It's never easy and never gets easier to have a child with profound disabilities. As she grows, we overcome some issues and gain others. Her seizures are well controlled now and she is more aware. More awareness equate to more emotions, desires, and temperament. It's easy to tell when she's happy and comfortable. It's torture when she's crying and can't communicate what she needs or what hurts.

Some may wonder why we are pursuing the reconstruction. She will not walk, she will not even stand. Maybe she'll sit some day, inshallah, and this could only help. It will also definitely aid in proper hygiene. Simple hip abduction is taken for granted until you try to change Jennah's diaper. Many of you know how obsessive I am about hygiene in that area, so this is just borderline selfish for me! But seriously, imagine in the puberty years (ISA), how important it will be to keep the area clean. Finally, pain management. The odds were about 50/50 that she will suffer from juvenile arthritis. But with her new found awareness, those odds are more likely that she will indeed suffer the pain of juvenile arthritis and pursuing reconstruction at an older age can be more painful and risky with more blood loss.

I guess I'm sharing all this (too much, perhaps?) info to convince myself, again, that we are making the right decision. I've prayed for months ... maybe over a year now ... for guidance on a decision. Her therapists and doctors (orthopedic surgeon, neurodevelopmental, pediatrician, neurologist) all agree that now is the right time to do it. So why do I still hesitate? Because I look at this every day:
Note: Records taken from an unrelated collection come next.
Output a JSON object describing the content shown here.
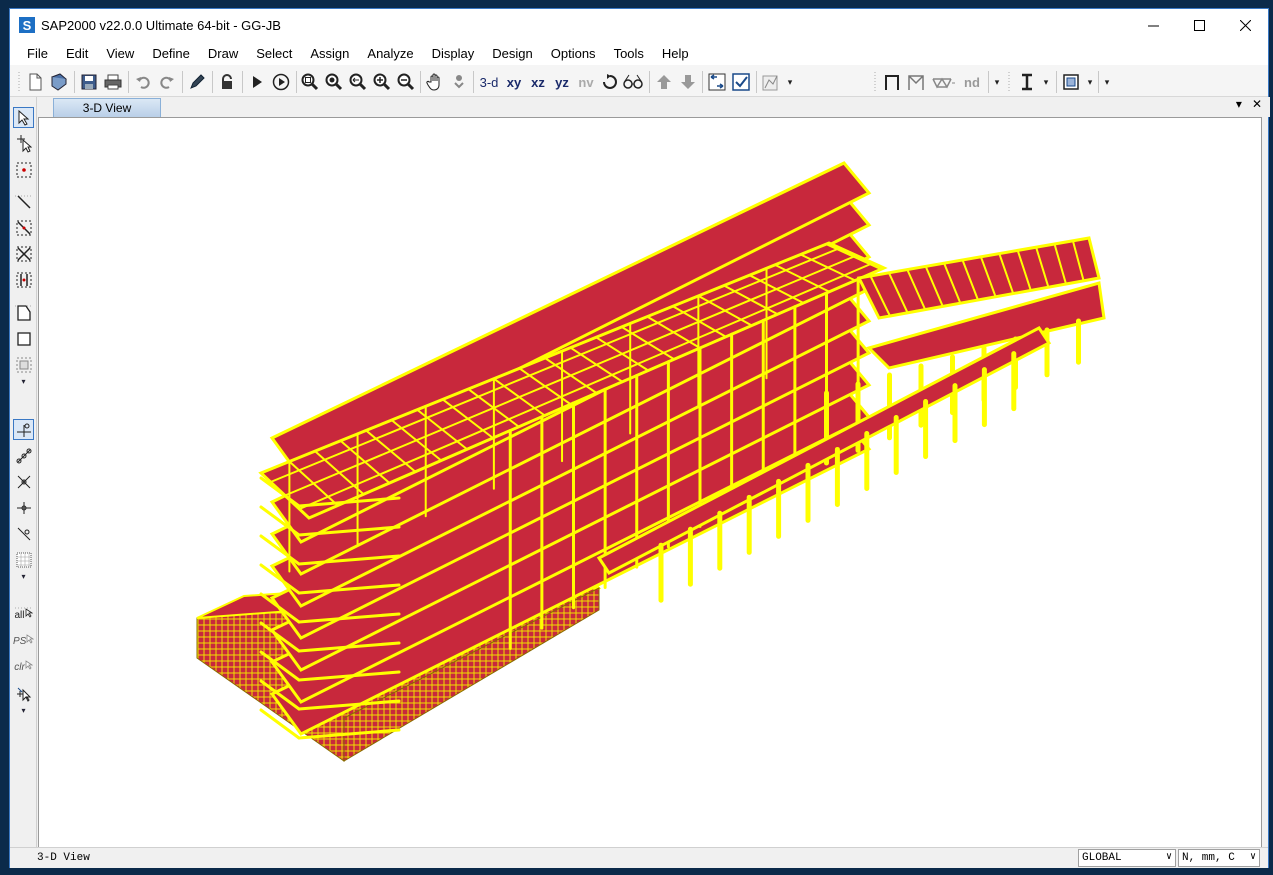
{
  "window": {
    "app_icon": "S",
    "title": "SAP2000 v22.0.0 Ultimate 64-bit - GG-JB",
    "controls": [
      "minimize-icon",
      "maximize-icon",
      "close-icon"
    ]
  },
  "menu": [
    "File",
    "Edit",
    "View",
    "Define",
    "Draw",
    "Select",
    "Assign",
    "Analyze",
    "Display",
    "Design",
    "Options",
    "Tools",
    "Help"
  ],
  "toolbar": {
    "view_labels": [
      "3-d",
      "xy",
      "xz",
      "yz",
      "nv"
    ],
    "nd_label": "nd"
  },
  "left_tools": {
    "all_label": "all",
    "ps_label": "PS",
    "clr_label": "clr"
  },
  "tab": {
    "label": "3-D View"
  },
  "status": {
    "view_name": "3-D View",
    "coord_system": "GLOBAL",
    "units": "N, mm, C"
  },
  "model": {
    "shell_color": "#c8283c",
    "frame_color": "#ffff00",
    "edge_color": "#8a6a00"
  }
}
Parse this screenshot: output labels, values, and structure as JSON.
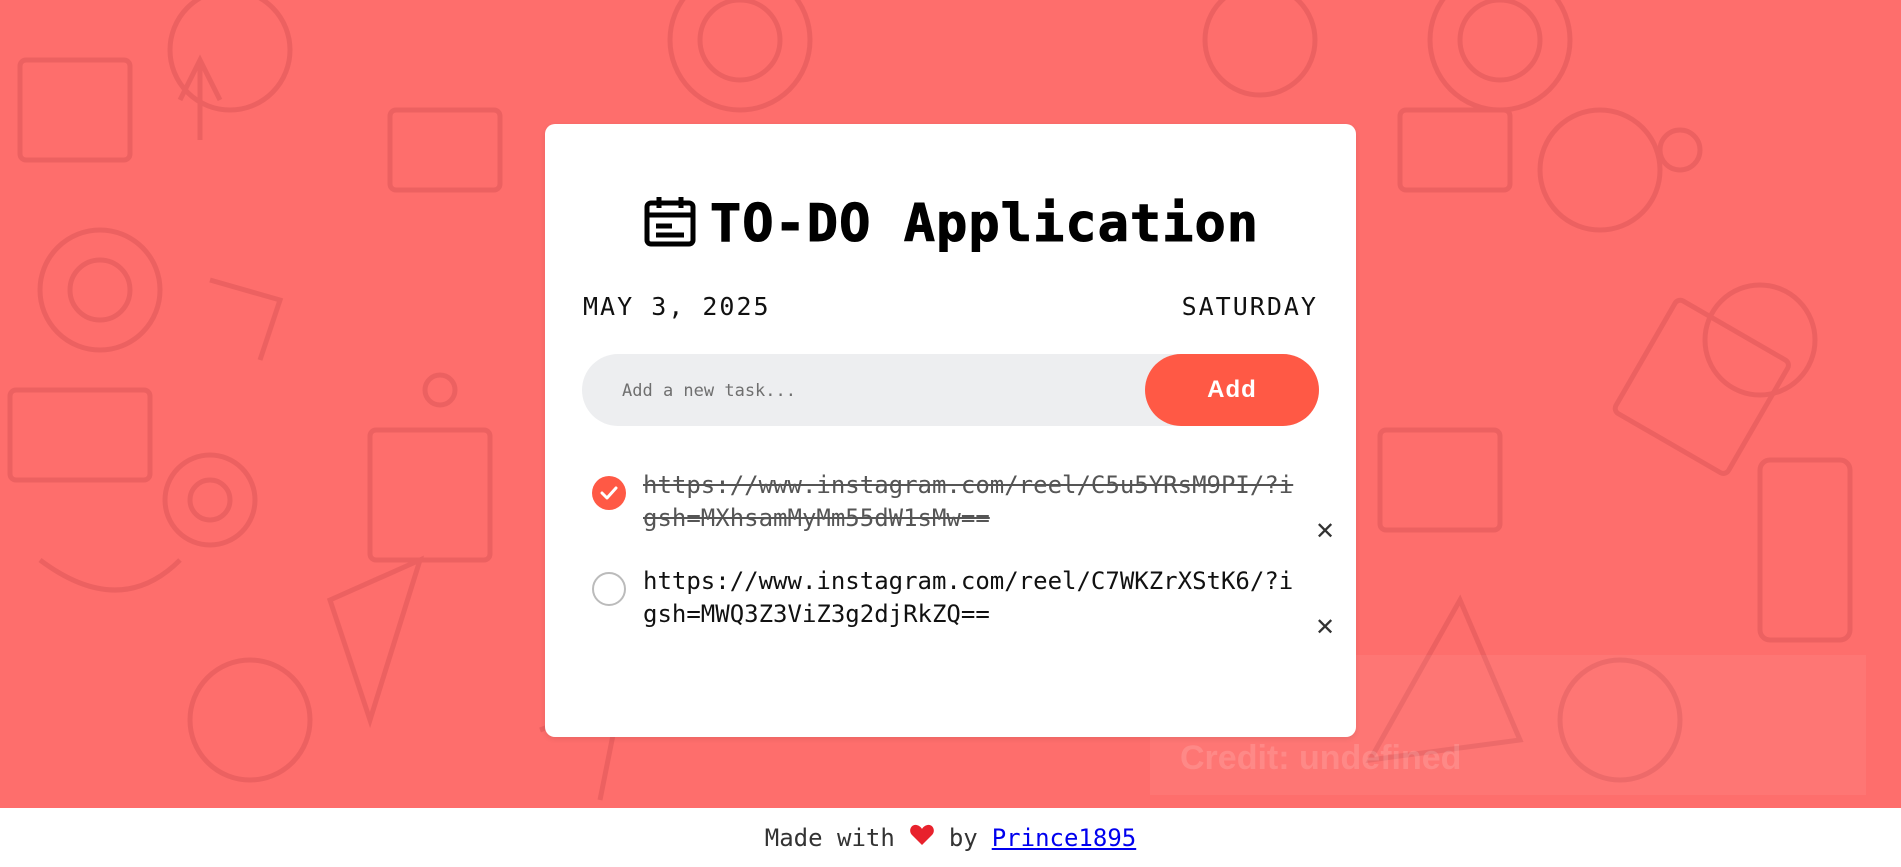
{
  "app": {
    "title": "TO-DO Application"
  },
  "date": {
    "full": "MAY 3, 2025",
    "weekday": "SATURDAY"
  },
  "new_task": {
    "placeholder": "Add a new task...",
    "value": ""
  },
  "add_button": {
    "label": "Add"
  },
  "tasks": [
    {
      "text": "https://www.instagram.com/reel/C5u5YRsM9PI/?igsh=MXhsamMyMm55dW1sMw==",
      "completed": true,
      "remove_label": "✕"
    },
    {
      "text": "https://www.instagram.com/reel/C7WKZrXStK6/?igsh=MWQ3Z3ViZ3g2djRkZQ==",
      "completed": false,
      "remove_label": "✕"
    }
  ],
  "credit": {
    "text": "Credit: undefined"
  },
  "footer": {
    "prefix": "Made with",
    "suffix": "by",
    "author": "Prince1895"
  },
  "colors": {
    "background": "#fe6e6c",
    "accent": "#ff5945",
    "input_bg": "#edeef0"
  },
  "icons": {
    "title": "calendar-icon",
    "heart": "heart-icon",
    "check": "check-icon",
    "remove": "close-icon"
  }
}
When will I see her play and smile like this again after the procedure? This is what I dread most. Will she smile while she’s in the cast? Will she laugh and dance around when we turn on Lady Gaga’s Pokerface (her favorite song … blame the uncles)? This is what pains me … but that’s probably nothing compared to the pain she will have to endure. A pain she didn’t ask for, but we are knowingly inflicting upon her. It just doesn’t seem right.